Diplomat arrest: John Kerry plans to call Khurshid as standoff continues
John Kerry plans to call his Indian counterpart Salman Khurshid soon as the ties between two sides are too important to be derailed by an "isolated incident" of the arrest of a diplomat, the US State Department said on Friday.
Washington: Secretary of State John Kerry plans to call his Indian counterpart Salman Khurshid soon as the ties between two sides are too important to be derailed by an "isolated incident" of the arrest of a diplomat, the US State Department said on Friday.
The US has not received any request from India on the transfer of 39-year-old Devyani Khobragade to the Permanent Mission of India to the United Nations, State Department spokesperson Jen Psaki said.
This is expected to provide Khobragade with the necessary diplomatic immunity even as the court cases would continue in New York.
A 1999-batch IFS officer, Khobragade was arrested on December 12 on visa fraud charges as she was dropping her daughter to school and released on a USD 250,000 bond after pleading not guilty in court.
The ill-treatment of its diplomat evoked a sharp reaction from India which initiated a slew of steps to downgrade the privileges enjoyed by the US diplomats and their families including withdrawing airport passes and stopping import clearances.
Psaki said India-US relationship is "too important to be derailed by this isolated incident." Citing the growing trade and economic ties between the two countries and deepening of strategic partnership, she said that officials from two countries are working to move forward.
"We certainly, fully agree that it`s important to preserve and protect our partnership.
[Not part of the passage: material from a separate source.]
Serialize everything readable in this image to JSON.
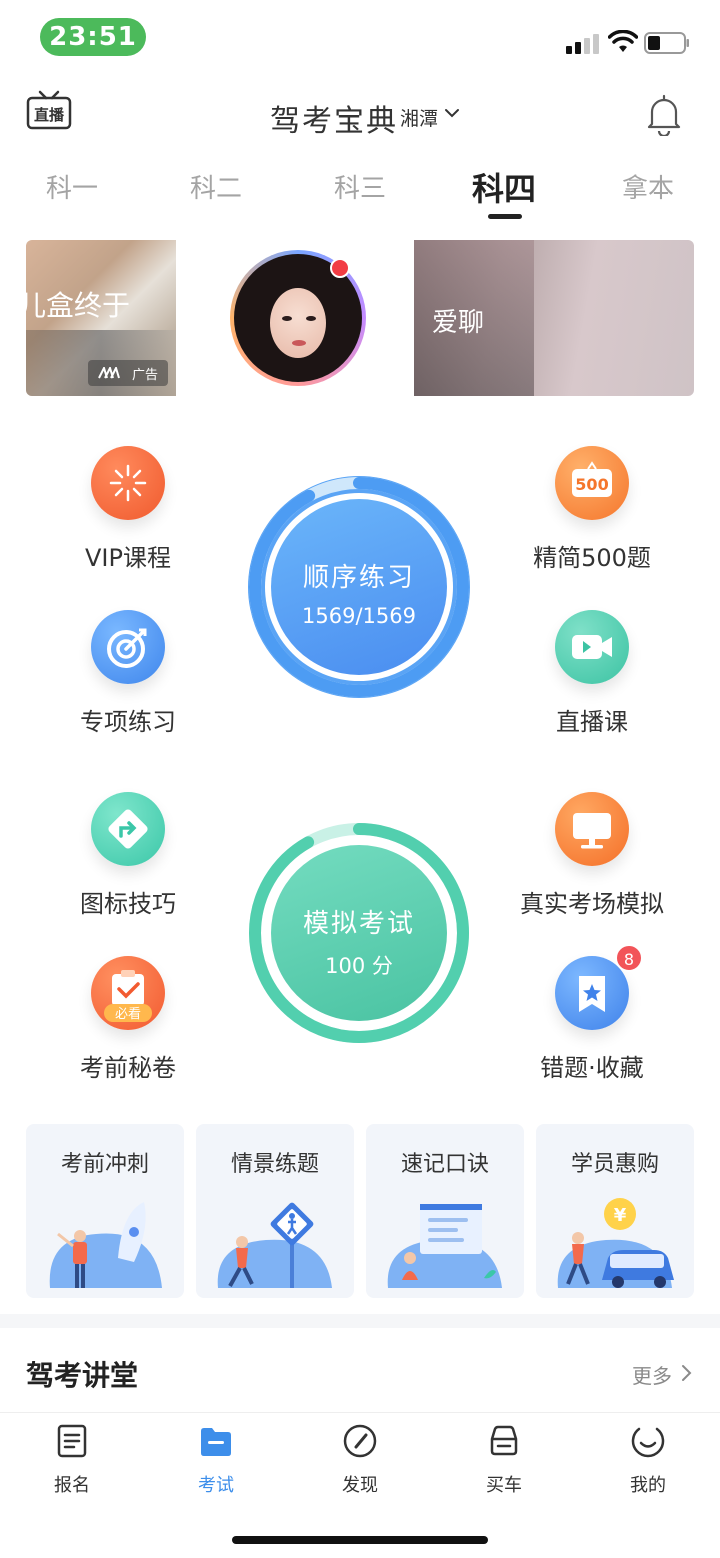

It`s not just about diplomatic ties. We have over USD 90 billion in bilateral trades that we - supporting thousands of jobs in both of our countries," she said, referring to a statement made by Khurshid in New Delhi.
"We share very close counter-terrorism cooperation. We are engaged with India of course, on a range of issues, including Afghanistan, which is often a hot topic in here," she said.
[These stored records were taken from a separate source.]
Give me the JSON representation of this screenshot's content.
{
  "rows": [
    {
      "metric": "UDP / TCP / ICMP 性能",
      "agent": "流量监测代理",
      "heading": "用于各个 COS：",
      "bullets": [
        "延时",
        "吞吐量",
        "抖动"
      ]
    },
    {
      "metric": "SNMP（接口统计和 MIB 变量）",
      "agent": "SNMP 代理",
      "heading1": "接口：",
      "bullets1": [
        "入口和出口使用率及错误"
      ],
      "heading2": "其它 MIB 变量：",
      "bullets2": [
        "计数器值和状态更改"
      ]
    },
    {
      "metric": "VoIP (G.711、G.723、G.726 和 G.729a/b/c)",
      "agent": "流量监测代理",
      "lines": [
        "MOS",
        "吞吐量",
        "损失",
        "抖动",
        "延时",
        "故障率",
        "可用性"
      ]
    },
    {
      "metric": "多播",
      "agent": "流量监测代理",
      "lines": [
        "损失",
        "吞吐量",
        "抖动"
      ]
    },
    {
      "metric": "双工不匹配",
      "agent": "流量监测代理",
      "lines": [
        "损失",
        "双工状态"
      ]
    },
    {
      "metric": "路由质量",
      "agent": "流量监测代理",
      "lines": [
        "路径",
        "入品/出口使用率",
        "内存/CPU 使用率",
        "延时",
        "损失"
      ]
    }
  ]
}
"I think it`s accurate to say that our law enforcement authorities and the government of industry have some different interpretations of the issues and allegations at play," she conceded.
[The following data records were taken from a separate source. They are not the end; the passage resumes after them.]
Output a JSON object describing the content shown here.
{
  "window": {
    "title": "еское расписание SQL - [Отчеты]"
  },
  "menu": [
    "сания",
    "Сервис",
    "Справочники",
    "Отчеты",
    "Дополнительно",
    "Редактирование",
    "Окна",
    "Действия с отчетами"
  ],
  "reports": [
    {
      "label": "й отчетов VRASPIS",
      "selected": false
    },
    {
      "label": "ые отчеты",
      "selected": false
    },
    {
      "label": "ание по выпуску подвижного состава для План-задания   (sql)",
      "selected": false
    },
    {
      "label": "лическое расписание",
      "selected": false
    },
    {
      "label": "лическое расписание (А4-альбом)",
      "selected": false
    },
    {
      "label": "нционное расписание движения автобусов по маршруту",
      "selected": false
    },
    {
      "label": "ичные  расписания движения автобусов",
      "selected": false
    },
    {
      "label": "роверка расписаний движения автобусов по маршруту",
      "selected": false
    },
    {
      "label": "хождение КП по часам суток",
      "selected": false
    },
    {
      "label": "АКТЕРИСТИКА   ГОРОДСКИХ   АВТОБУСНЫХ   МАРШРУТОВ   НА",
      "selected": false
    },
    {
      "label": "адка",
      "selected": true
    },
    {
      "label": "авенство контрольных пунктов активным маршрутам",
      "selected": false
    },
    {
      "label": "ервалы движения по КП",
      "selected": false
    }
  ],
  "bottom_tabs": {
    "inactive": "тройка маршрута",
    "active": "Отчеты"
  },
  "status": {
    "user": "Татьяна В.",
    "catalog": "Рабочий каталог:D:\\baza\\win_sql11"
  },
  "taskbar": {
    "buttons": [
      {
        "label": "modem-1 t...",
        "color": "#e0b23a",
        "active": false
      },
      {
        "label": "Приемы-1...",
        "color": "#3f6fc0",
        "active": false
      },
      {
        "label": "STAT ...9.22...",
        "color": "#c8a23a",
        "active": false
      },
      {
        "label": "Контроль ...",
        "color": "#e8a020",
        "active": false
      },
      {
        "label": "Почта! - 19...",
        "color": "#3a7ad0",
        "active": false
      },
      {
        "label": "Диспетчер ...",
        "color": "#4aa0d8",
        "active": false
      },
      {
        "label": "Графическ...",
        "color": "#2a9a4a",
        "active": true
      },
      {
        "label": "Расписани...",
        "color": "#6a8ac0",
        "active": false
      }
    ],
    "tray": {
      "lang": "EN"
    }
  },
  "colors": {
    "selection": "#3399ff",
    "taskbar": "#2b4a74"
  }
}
"This now a legal case. And, of course, the State Department doesn`t have jurisdiction over that. And we have been clear about our standing -- our position of certainly standing with our judicial colleagues," she said. "We`re in close contact. And we want to move beyond this, and I think we all recognise the importance of our long-term relationship," Psaki said.